Byron York, Washington Examiner, April 27, 2016
What was once furious Republican opposition to Donald Trump’s proposal to temporarily ban foreign Muslims from entering the U.S. has turned to virtual silence in the face of widespread GOP voter approval.
Exit polls from the nation’s biggest Republican primaries show impressive majority support for Trump’s proposal. In the latest example, in Pennsylvania Tuesday, 69 percent of GOP voters said they support “temporarily banning Muslims who are not U.S. citizens from entering the U.S.” In New York last week, the number was 68 percent.
In Wisconsin, 69 percent supported Trump’s idea. In Florida, 64 percent. Georgia, 68 percent. Ohio, 65 percent. Michigan, 63 percent. New Hampshire, 65 percent. Texas, 67 percent.

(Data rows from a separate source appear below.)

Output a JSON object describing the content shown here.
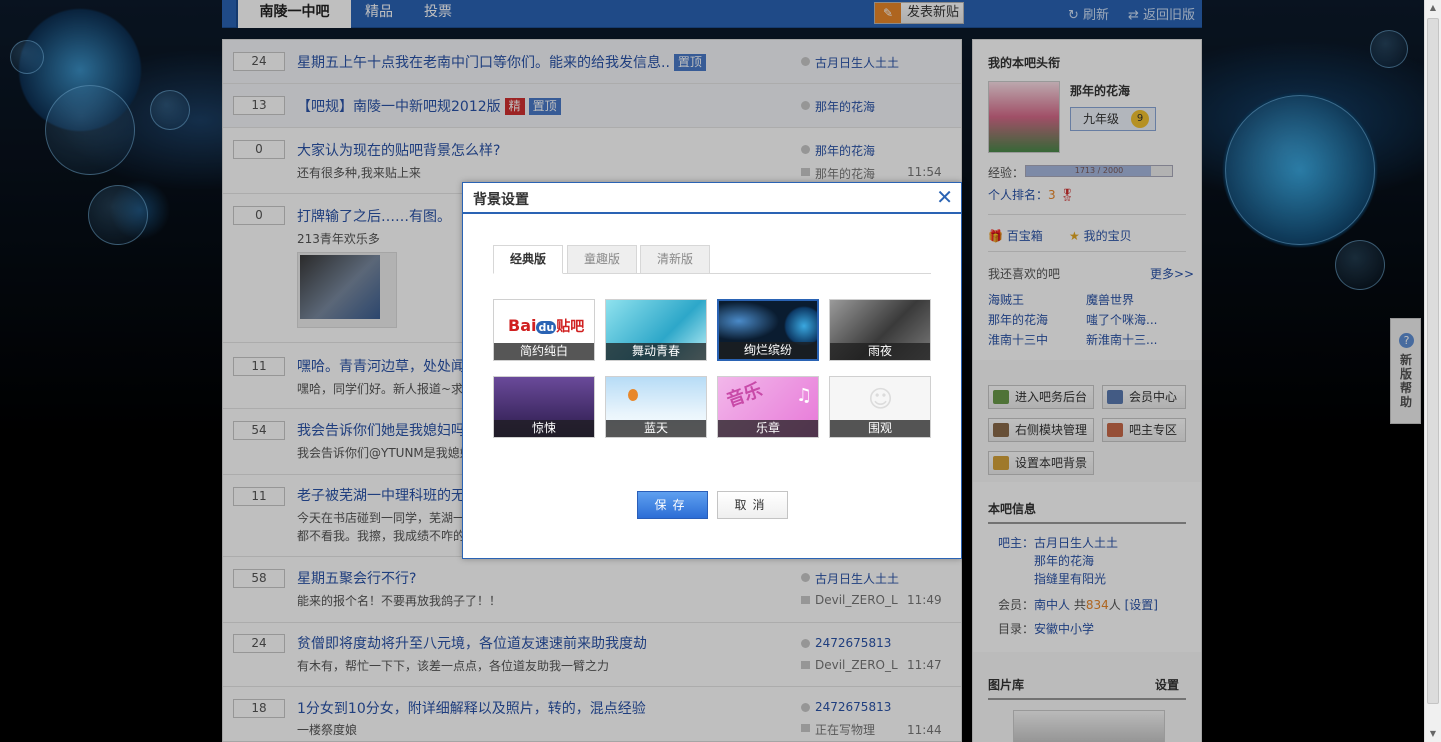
{
  "nav": {
    "forum_name": "南陵一中吧",
    "tabs": [
      "精品",
      "投票"
    ],
    "post_button": "发表新贴",
    "refresh": "刷新",
    "old_version": "返回旧版"
  },
  "threads": [
    {
      "count": "24",
      "title": "星期五上午十点我在老南中门口等你们。能来的给我发信息..",
      "tags": [
        "置顶"
      ],
      "author": "古月日生人土土",
      "desc": "",
      "last_user": "",
      "time": ""
    },
    {
      "count": "13",
      "title": "【吧规】南陵一中新吧规2012版",
      "tags": [
        "精",
        "置顶"
      ],
      "author": "那年的花海",
      "desc": "",
      "last_user": "",
      "time": ""
    },
    {
      "count": "0",
      "title": "大家认为现在的贴吧背景怎么样?",
      "tags": [],
      "author": "那年的花海",
      "desc": "还有很多种,我来贴上来",
      "last_user": "那年的花海",
      "time": "11:54"
    },
    {
      "count": "0",
      "title": "打牌输了之后……有图。",
      "tags": [],
      "author": "",
      "desc": "213青年欢乐多",
      "last_user": "",
      "time": ""
    },
    {
      "count": "11",
      "title": "嘿哈。青青河边草，处处闻",
      "tags": [],
      "author": "",
      "desc": "嘿哈，同学们好。新人报道~求",
      "last_user": "",
      "time": ""
    },
    {
      "count": "54",
      "title": "我会告诉你们她是我媳妇吗",
      "tags": [],
      "author": "",
      "desc": "我会告诉你们@YTUNM是我媳妇",
      "last_user": "",
      "time": ""
    },
    {
      "count": "11",
      "title": "老子被芜湖一中理科班的无",
      "tags": [],
      "author": "",
      "desc": "今天在书店碰到一同学，芜湖一",
      "desc2": "都不看我。我擦，我成绩不咋的",
      "last_user": "",
      "time": ""
    },
    {
      "count": "58",
      "title": "星期五聚会行不行?",
      "tags": [],
      "author": "古月日生人土土",
      "desc": "能来的报个名！不要再放我鸽子了！！",
      "last_user": "Devil_ZERO_L",
      "time": "11:49"
    },
    {
      "count": "24",
      "title": "贫僧即将度劫将升至八元境，各位道友速速前来助我度劫",
      "tags": [],
      "author": "2472675813",
      "desc": "有木有，帮忙一下下，该差一点点，各位道友助我一臂之力",
      "last_user": "Devil_ZERO_L",
      "time": "11:47"
    },
    {
      "count": "18",
      "title": "1分女到10分女，附详细解释以及照片，转的，混点经验",
      "tags": [],
      "author": "2472675813",
      "desc": "一楼祭度娘",
      "last_user": "正在写物理",
      "time": "11:44"
    }
  ],
  "sidebar": {
    "my_title": "我的本吧头衔",
    "username": "那年的花海",
    "level_name": "九年级",
    "level_num": "9",
    "exp_label": "经验：",
    "exp_text": "1713 / 2000",
    "exp_fraction": 0.8565,
    "rank_label": "个人排名：",
    "rank_value": "3",
    "treasure": "百宝箱",
    "my_baby": "我的宝贝",
    "also_like": "我还喜欢的吧",
    "more": "更多>>",
    "liked": [
      "海贼王",
      "魔兽世界",
      "那年的花海",
      "嗤了个咪海...",
      "淮南十三中",
      "新淮南十三..."
    ],
    "buttons": [
      "进入吧务后台",
      "会员中心",
      "右侧模块管理",
      "吧主专区",
      "设置本吧背景"
    ],
    "info_title": "本吧信息",
    "owner_label": "吧主：",
    "owners": [
      "古月日生人土土",
      "那年的花海",
      "指缝里有阳光"
    ],
    "member_label": "会员：",
    "member_name": "南中人",
    "member_pre": "共",
    "member_count": "834",
    "member_unit": "人",
    "member_set": "[设置]",
    "dir_label": "目录：",
    "dir_value": "安徽中小学",
    "gallery": "图片库",
    "gallery_set": "设置"
  },
  "help": {
    "label": "新版帮助",
    "icon": "?"
  },
  "dialog": {
    "title": "背景设置",
    "tabs": [
      "经典版",
      "童趣版",
      "清新版"
    ],
    "themes": [
      {
        "name": "简约纯白",
        "logo1": "Bai",
        "logo2": "du",
        "logo3": "贴吧"
      },
      {
        "name": "舞动青春"
      },
      {
        "name": "绚烂缤纷"
      },
      {
        "name": "雨夜"
      },
      {
        "name": "惊悚"
      },
      {
        "name": "蓝天"
      },
      {
        "name": "乐章",
        "art": "音乐"
      },
      {
        "name": "围观"
      }
    ],
    "save": "保存",
    "cancel": "取消"
  },
  "colors": {
    "nav": "#2a63b4",
    "link": "#2a53a8",
    "accent": "#e8872a"
  }
}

Huge majorities across the country in states won by Trump and states won by Ted Cruz–and even the one state won by John Kasich. If those exit polls, measuring the opinions of tens of thousands of people, are correct, the temporary foreign Muslim ban has become a Republican staple.
All of Trump’s rivals in the 2016 race said they disagreed with the proposal. Some used stronger terms than others: Jeb Bush called it “unhinged,” while others called it “idiotic,” “fascist,” “racist,” and “dangerous.” House Speaker Paul Ryan called the plan unconstitutional and “not what this party stands for and, more importantly . . . not what this country stands for.” 2012 presidential nominee Mitt Romney accused Trump of “scapegoating” Muslims. Karl Rove called it “stupid.” Former Vice President Dick Cheney said Trump’s proposal “goes against everything we believe in.”